** Opening Listed entries block **
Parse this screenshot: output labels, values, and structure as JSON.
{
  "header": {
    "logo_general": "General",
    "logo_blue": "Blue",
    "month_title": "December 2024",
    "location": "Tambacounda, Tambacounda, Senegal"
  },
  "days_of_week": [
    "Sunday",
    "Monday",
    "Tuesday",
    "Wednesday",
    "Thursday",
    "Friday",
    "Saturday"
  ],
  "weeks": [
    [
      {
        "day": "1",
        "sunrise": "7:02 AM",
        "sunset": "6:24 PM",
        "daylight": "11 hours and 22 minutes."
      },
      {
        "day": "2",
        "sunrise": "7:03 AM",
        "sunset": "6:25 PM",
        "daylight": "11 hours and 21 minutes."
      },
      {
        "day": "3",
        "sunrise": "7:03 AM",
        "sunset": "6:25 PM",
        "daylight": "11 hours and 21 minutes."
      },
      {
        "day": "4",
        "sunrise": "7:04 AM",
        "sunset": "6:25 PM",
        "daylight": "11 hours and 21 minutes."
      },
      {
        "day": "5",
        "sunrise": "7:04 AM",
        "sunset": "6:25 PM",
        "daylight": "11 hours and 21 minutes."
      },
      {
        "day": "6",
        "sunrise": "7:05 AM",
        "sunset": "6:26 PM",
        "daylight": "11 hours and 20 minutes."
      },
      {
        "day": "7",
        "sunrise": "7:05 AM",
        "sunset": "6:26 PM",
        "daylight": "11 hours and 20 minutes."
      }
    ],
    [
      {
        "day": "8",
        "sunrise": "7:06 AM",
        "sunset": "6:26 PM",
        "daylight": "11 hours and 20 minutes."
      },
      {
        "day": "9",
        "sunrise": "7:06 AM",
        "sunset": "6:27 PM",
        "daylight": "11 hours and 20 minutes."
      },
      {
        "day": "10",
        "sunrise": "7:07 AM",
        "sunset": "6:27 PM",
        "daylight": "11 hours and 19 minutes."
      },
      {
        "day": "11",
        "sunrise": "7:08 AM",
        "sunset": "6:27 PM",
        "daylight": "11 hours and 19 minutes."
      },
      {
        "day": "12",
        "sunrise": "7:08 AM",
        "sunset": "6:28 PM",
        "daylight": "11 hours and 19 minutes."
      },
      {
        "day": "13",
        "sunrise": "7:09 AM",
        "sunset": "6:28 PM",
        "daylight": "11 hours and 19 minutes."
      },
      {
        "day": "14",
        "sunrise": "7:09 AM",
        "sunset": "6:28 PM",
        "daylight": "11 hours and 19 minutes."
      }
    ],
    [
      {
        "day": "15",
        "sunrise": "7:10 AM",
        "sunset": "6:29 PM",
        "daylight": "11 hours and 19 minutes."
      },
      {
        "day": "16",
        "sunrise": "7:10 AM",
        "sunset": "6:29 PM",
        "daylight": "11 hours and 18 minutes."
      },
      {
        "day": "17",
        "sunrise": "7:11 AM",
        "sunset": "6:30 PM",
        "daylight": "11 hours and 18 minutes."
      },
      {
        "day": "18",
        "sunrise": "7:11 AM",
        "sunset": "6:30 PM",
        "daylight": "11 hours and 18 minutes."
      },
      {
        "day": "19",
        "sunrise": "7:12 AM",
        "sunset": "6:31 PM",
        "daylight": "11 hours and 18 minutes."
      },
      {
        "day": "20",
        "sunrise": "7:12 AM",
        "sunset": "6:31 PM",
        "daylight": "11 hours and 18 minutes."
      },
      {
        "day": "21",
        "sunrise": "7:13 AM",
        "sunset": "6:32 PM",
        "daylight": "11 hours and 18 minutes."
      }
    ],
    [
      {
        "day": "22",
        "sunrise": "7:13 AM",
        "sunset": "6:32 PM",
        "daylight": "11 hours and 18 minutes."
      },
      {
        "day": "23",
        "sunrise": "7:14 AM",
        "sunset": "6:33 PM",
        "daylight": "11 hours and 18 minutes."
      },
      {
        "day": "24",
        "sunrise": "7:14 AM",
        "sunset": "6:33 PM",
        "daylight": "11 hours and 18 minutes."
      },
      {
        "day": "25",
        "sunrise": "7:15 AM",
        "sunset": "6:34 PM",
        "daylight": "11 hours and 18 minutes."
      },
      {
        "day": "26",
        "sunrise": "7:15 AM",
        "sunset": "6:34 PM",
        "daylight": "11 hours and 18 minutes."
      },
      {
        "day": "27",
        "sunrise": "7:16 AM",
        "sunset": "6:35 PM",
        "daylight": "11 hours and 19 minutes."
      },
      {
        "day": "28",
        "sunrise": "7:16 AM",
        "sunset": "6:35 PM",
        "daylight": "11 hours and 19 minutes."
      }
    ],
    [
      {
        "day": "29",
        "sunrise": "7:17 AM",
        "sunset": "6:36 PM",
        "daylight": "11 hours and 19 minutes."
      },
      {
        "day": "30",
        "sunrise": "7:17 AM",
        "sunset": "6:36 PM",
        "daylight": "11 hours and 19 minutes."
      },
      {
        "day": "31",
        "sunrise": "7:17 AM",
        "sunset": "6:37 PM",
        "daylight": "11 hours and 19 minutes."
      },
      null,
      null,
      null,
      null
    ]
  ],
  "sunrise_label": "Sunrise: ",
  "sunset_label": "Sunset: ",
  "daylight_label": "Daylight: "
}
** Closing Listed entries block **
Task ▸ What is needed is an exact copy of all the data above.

Response to the task ▸
Parse this screenshot: output labels, values, and structure as JSON.
{
  "header": {
    "logo_general": "General",
    "logo_blue": "Blue",
    "month_title": "December 2024",
    "location": "Tambacounda, Tambacounda, Senegal"
  },
  "days_of_week": [
    "Sunday",
    "Monday",
    "Tuesday",
    "Wednesday",
    "Thursday",
    "Friday",
    "Saturday"
  ],
  "weeks": [
    [
      {
        "day": "1",
        "sunrise": "7:02 AM",
        "sunset": "6:24 PM",
        "daylight": "11 hours and 22 minutes."
      },
      {
        "day": "2",
        "sunrise": "7:03 AM",
        "sunset": "6:25 PM",
        "daylight": "11 hours and 21 minutes."
      },
      {
        "day": "3",
        "sunrise": "7:03 AM",
        "sunset": "6:25 PM",
        "daylight": "11 hours and 21 minutes."
      },
      {
        "day": "4",
        "sunrise": "7:04 AM",
        "sunset": "6:25 PM",
        "daylight": "11 hours and 21 minutes."
      },
      {
        "day": "5",
        "sunrise": "7:04 AM",
        "sunset": "6:25 PM",
        "daylight": "11 hours and 21 minutes."
      },
      {
        "day": "6",
        "sunrise": "7:05 AM",
        "sunset": "6:26 PM",
        "daylight": "11 hours and 20 minutes."
      },
      {
        "day": "7",
        "sunrise": "7:05 AM",
        "sunset": "6:26 PM",
        "daylight": "11 hours and 20 minutes."
      }
    ],
    [
      {
        "day": "8",
        "sunrise": "7:06 AM",
        "sunset": "6:26 PM",
        "daylight": "11 hours and 20 minutes."
      },
      {
        "day": "9",
        "sunrise": "7:06 AM",
        "sunset": "6:27 PM",
        "daylight": "11 hours and 20 minutes."
      },
      {
        "day": "10",
        "sunrise": "7:07 AM",
        "sunset": "6:27 PM",
        "daylight": "11 hours and 19 minutes."
      },
      {
        "day": "11",
        "sunrise": "7:08 AM",
        "sunset": "6:27 PM",
        "daylight": "11 hours and 19 minutes."
      },
      {
        "day": "12",
        "sunrise": "7:08 AM",
        "sunset": "6:28 PM",
        "daylight": "11 hours and 19 minutes."
      },
      {
        "day": "13",
        "sunrise": "7:09 AM",
        "sunset": "6:28 PM",
        "daylight": "11 hours and 19 minutes."
      },
      {
        "day": "14",
        "sunrise": "7:09 AM",
        "sunset": "6:28 PM",
        "daylight": "11 hours and 19 minutes."
      }
    ],
    [
      {
        "day": "15",
        "sunrise": "7:10 AM",
        "sunset": "6:29 PM",
        "daylight": "11 hours and 19 minutes."
      },
      {
        "day": "16",
        "sunrise": "7:10 AM",
        "sunset": "6:29 PM",
        "daylight": "11 hours and 18 minutes."
      },
      {
        "day": "17",
        "sunrise": "7:11 AM",
        "sunset": "6:30 PM",
        "daylight": "11 hours and 18 minutes."
      },
      {
        "day": "18",
        "sunrise": "7:11 AM",
        "sunset": "6:30 PM",
        "daylight": "11 hours and 18 minutes."
      },
      {
        "day": "19",
        "sunrise": "7:12 AM",
        "sunset": "6:31 PM",
        "daylight": "11 hours and 18 minutes."
      },
      {
        "day": "20",
        "sunrise": "7:12 AM",
        "sunset": "6:31 PM",
        "daylight": "11 hours and 18 minutes."
      },
      {
        "day": "21",
        "sunrise": "7:13 AM",
        "sunset": "6:32 PM",
        "daylight": "11 hours and 18 minutes."
      }
    ],
    [
      {
        "day": "22",
        "sunrise": "7:13 AM",
        "sunset": "6:32 PM",
        "daylight": "11 hours and 18 minutes."
      },
      {
        "day": "23",
        "sunrise": "7:14 AM",
        "sunset": "6:33 PM",
        "daylight": "11 hours and 18 minutes."
      },
      {
        "day": "24",
        "sunrise": "7:14 AM",
        "sunset": "6:33 PM",
        "daylight": "11 hours and 18 minutes."
      },
      {
        "day": "25",
        "sunrise": "7:15 AM",
        "sunset": "6:34 PM",
        "daylight": "11 hours and 18 minutes."
      },
      {
        "day": "26",
        "sunrise": "7:15 AM",
        "sunset": "6:34 PM",
        "daylight": "11 hours and 18 minutes."
      },
      {
        "day": "27",
        "sunrise": "7:16 AM",
        "sunset": "6:35 PM",
        "daylight": "11 hours and 19 minutes."
      },
      {
        "day": "28",
        "sunrise": "7:16 AM",
        "sunset": "6:35 PM",
        "daylight": "11 hours and 19 minutes."
      }
    ],
    [
      {
        "day": "29",
        "sunrise": "7:17 AM",
        "sunset": "6:36 PM",
        "daylight": "11 hours and 19 minutes."
      },
      {
        "day": "30",
        "sunrise": "7:17 AM",
        "sunset": "6:36 PM",
        "daylight": "11 hours and 19 minutes."
      },
      {
        "day": "31",
        "sunrise": "7:17 AM",
        "sunset": "6:37 PM",
        "daylight": "11 hours and 19 minutes."
      },
      null,
      null,
      null,
      null
    ]
  ],
  "sunrise_label": "Sunrise: ",
  "sunset_label": "Sunset: ",
  "daylight_label": "Daylight: "
}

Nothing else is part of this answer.